Cooling center location optimization for urban heat mitigation 

“Hurricanes and floods leave evidence of destruction for all to see. Heat is an invisible threat with real economic consequences.”

- Melissa Guardaro, KER Researcher

Background

Last year, the Heat Relief Network promoted by Maricopa Association of Governments (MAG) offered 106 cooling center locations for residents to get indoor, air-conditioned relief and hydration during the hottest summer months. The extraordinarily high minimum temperatures and early start to the heat season made it one of the most dangerous years for heat related morbidity and mortality, despite a moratorium on evictions and utility disconnections. To make matters worse, due to covid-19 closures, lack of volunteers, and pandemic restrictions, only 19 cooling centers were open.

Research question

  • How do you provide thermal comfort, especially during a pandemic?

Partners

  • ASU: Dave Hondula, Chuck Redman, Anne Reichman
  • National Weather Service
  • Cities of Phoenix, Tempe, Glendale, Avondale, Scottsdale, Chandler
  • Public Health Departments: AZ State, Maricopa, Pinal
  • Non for Profits: AZ Faith Network, 211 Crisis Resource, Trees Matter, and others
  • Utilities: SRP, APS

Methods & Findings

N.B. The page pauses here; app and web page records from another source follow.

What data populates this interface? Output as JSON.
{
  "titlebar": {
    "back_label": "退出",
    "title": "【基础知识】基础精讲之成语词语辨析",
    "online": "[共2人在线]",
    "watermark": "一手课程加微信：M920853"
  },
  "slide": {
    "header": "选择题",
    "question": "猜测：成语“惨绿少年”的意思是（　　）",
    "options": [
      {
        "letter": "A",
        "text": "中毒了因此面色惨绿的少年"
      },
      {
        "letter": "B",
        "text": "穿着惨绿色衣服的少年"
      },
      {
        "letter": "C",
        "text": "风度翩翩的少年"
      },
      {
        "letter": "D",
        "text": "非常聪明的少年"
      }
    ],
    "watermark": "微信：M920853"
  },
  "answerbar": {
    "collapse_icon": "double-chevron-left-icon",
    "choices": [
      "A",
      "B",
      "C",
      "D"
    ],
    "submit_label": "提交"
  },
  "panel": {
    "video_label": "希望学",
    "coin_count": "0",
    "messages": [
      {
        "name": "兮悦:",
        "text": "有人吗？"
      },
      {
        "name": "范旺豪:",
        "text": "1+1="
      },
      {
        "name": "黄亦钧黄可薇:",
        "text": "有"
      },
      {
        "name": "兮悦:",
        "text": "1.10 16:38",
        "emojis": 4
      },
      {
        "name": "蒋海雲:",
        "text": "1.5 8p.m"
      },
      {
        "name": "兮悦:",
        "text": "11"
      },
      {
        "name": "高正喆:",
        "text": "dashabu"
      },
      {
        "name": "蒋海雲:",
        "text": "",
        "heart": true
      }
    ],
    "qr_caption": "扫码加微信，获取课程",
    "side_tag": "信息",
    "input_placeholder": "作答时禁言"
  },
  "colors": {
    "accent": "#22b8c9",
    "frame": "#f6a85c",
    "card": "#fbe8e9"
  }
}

KER’s Melissa Guardaro, working as a part of the Healthy Urban Environments (HUE) Initiative’s Arizona Heat Preparedness and Resilience Working Group, researched where cooling centers were and were not available and why. She also mapped the change in formal and informal cooling centers over time and developed optimized areas for cooling center provisioning as well as methods to encourage greater participation. Through this work, Guardaro found that cooling centers were located in areas where facilities were willing to volunteer their space and time, not necessarily where the highest concentration of vulnerable populations were located. She and her team are using these findings to design the Cooling Center Optimization Tool which identifies the best sites for new cooling center locations that equitably reach the most vulnerable to heat.

Impact

This project aims to prevent unnecessary health impacts and eliminate avoidable heat deaths. According to Guardaro, we must develop better, more coordinated responses to urban heat, and this project may help us to that. Furthermore, what we do in Arizona can be replicated in other regions and countries.